Problem requirements:
Where the word "code" appears in a line below, copy the whole line.

:::::

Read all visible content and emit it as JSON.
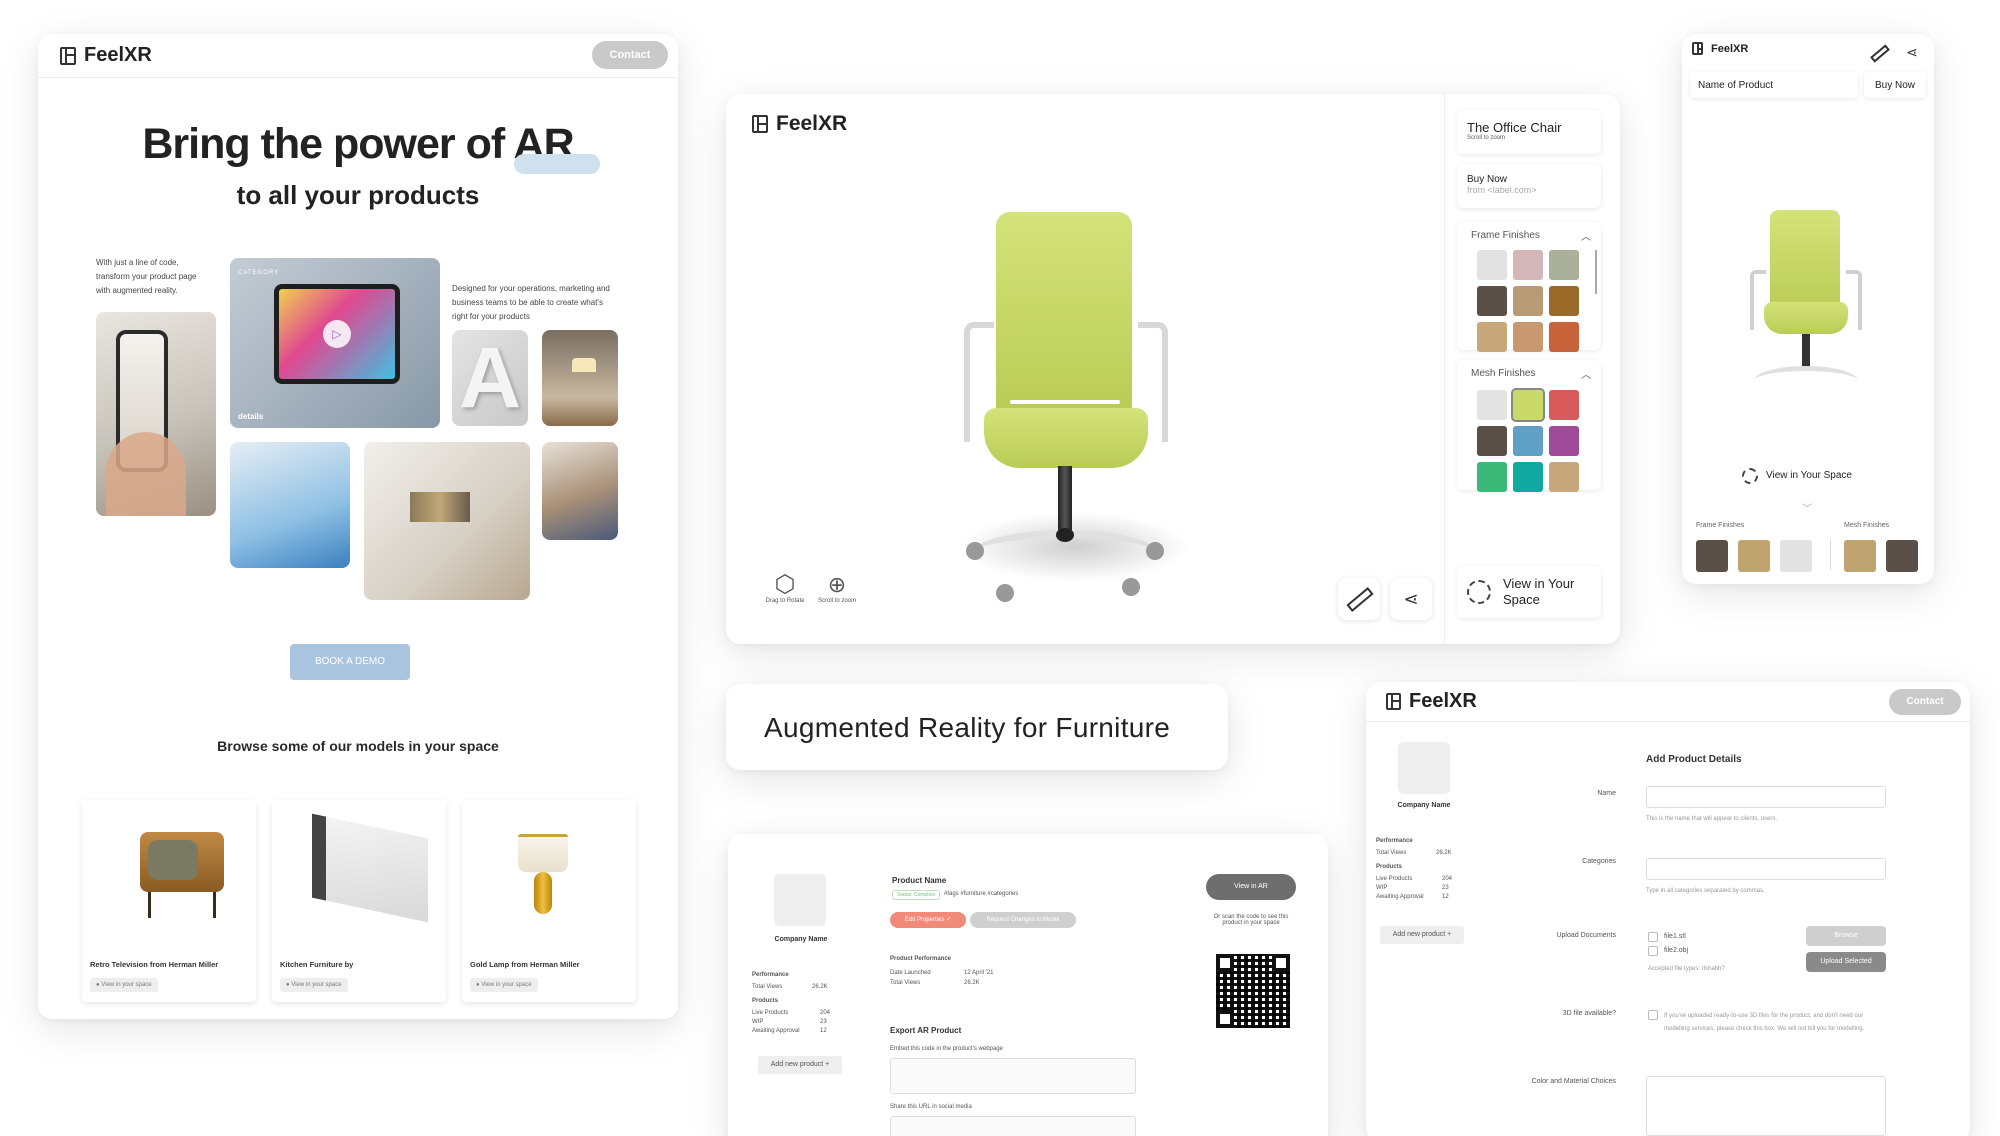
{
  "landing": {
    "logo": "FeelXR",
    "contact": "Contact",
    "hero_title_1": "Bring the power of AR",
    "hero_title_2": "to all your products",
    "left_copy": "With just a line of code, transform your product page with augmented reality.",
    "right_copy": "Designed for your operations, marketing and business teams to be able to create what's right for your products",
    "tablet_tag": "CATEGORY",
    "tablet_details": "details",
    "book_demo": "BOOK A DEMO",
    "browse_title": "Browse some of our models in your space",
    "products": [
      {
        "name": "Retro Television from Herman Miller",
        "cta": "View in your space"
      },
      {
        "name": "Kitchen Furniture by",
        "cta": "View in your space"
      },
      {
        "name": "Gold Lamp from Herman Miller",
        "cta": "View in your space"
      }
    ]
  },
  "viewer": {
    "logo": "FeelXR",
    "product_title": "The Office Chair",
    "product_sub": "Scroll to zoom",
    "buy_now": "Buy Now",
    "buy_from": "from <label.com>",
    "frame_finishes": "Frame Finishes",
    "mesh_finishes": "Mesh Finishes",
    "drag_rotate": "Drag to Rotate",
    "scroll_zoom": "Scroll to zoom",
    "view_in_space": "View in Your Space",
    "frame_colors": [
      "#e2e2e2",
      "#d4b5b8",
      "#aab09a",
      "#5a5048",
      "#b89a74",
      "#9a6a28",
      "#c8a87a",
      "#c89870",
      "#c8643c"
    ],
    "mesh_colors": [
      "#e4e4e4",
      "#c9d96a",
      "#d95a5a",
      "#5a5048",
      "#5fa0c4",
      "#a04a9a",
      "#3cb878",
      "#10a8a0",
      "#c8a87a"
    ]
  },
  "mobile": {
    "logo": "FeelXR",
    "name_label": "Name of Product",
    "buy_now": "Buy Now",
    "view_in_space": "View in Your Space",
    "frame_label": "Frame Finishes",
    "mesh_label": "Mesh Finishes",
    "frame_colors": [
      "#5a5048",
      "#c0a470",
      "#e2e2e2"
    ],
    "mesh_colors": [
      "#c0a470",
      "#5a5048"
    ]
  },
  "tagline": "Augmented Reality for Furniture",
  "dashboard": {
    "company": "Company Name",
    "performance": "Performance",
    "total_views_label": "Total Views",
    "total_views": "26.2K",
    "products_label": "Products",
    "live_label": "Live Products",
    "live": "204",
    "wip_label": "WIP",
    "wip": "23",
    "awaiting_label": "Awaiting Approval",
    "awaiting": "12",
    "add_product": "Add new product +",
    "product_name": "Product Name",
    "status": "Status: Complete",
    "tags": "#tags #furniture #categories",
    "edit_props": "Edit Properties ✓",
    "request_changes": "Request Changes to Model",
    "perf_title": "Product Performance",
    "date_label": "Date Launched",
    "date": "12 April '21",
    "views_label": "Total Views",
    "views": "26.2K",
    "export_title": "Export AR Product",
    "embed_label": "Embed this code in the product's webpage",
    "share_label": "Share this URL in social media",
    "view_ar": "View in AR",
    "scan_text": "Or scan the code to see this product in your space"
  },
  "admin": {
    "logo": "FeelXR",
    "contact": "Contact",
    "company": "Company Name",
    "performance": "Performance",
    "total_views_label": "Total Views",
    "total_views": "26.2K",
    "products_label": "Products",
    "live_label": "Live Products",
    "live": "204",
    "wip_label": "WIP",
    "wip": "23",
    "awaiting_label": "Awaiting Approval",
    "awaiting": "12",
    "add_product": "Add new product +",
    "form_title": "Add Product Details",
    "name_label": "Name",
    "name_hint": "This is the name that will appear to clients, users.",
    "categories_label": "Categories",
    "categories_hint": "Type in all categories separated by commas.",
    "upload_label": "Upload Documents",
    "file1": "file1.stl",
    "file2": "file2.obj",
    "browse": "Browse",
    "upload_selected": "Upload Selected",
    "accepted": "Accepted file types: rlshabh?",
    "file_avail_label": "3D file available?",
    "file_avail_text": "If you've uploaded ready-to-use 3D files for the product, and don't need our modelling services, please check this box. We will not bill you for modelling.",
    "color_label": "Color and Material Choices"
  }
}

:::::

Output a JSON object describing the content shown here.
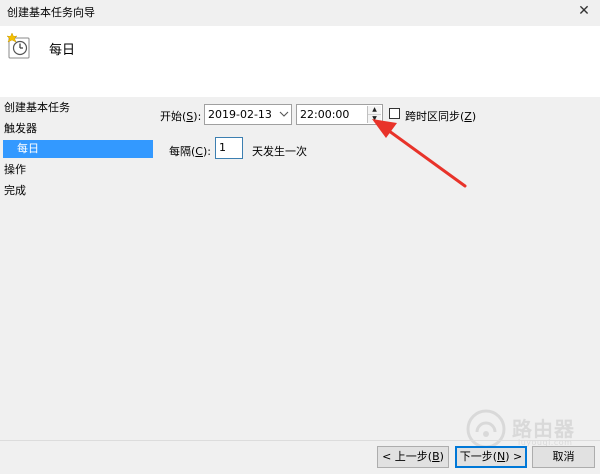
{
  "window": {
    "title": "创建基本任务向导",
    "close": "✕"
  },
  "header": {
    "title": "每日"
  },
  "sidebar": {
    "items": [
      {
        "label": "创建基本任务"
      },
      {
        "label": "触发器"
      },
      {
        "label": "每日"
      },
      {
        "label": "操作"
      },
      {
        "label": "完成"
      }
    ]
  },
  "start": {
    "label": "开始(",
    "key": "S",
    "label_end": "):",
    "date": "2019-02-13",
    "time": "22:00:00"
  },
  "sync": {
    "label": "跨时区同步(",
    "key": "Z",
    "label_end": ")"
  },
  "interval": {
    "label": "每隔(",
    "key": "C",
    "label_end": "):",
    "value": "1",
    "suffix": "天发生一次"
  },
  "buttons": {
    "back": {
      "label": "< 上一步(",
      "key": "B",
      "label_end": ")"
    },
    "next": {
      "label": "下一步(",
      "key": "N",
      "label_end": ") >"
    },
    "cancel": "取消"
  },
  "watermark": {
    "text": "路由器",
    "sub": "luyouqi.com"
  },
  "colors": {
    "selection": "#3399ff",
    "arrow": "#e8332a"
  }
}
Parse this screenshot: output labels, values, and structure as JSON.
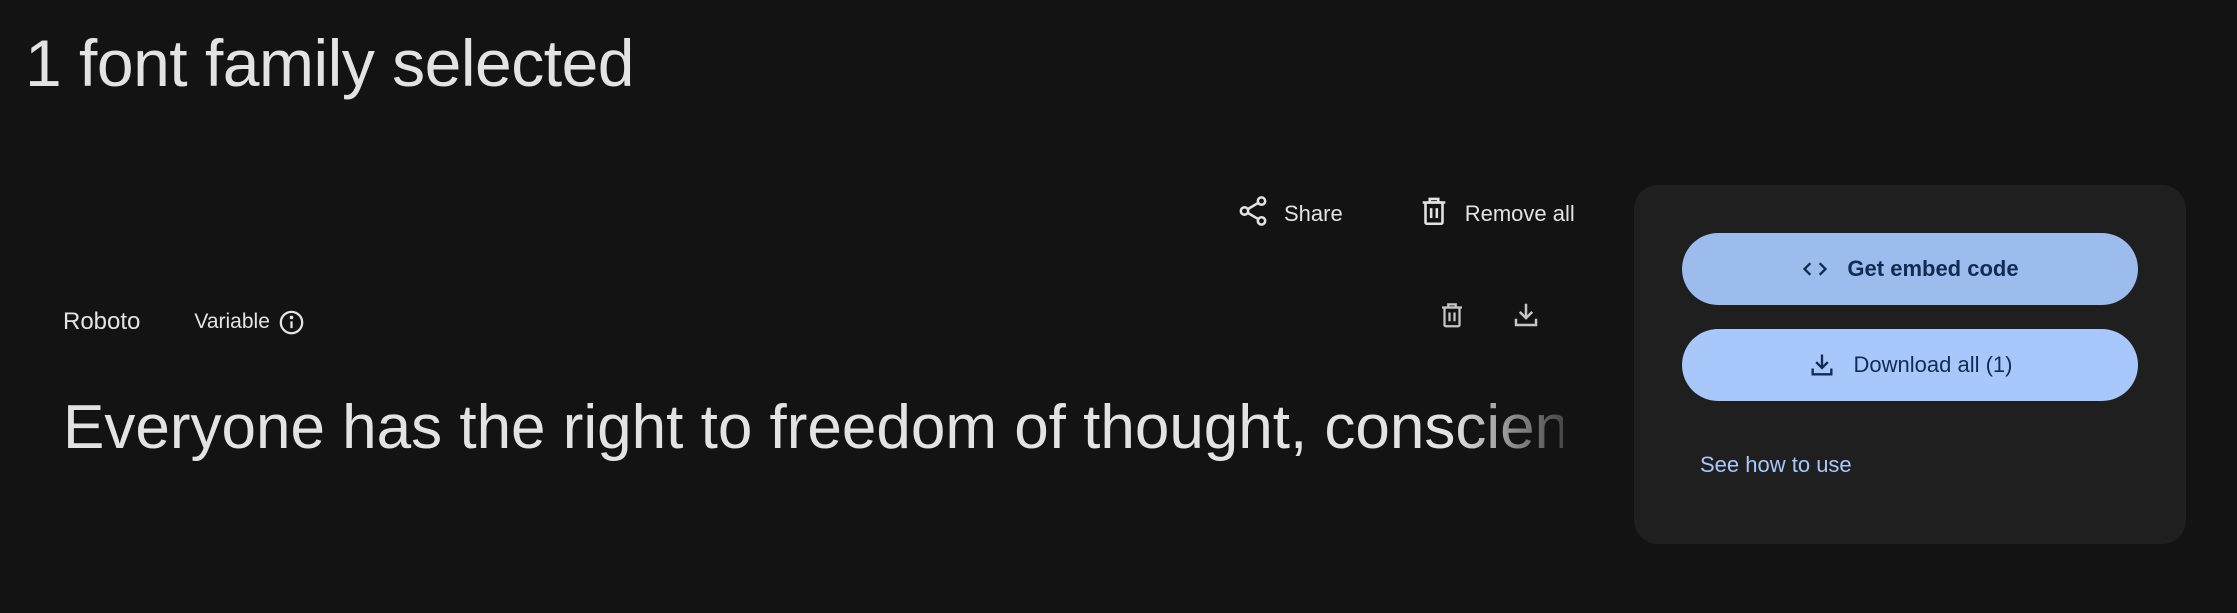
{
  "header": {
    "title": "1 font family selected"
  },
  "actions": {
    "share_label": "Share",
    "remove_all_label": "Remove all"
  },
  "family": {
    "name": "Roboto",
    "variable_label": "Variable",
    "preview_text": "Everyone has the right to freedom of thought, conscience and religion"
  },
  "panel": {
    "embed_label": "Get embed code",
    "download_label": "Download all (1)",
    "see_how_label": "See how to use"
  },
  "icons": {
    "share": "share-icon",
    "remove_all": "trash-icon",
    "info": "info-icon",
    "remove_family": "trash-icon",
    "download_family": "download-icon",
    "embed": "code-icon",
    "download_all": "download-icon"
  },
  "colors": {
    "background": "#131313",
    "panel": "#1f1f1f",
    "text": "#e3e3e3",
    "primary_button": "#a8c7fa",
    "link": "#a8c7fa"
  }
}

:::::

Written answer:
    "left_copy": "With just a line of code, transform your product page with augmented reality.",
    "embed_label": "Embed this code in the product's webpage",
    "scan_text": "Or scan the code to see this product in your space"
    "embed_label": "Get embed code",
    "embed": "code-icon",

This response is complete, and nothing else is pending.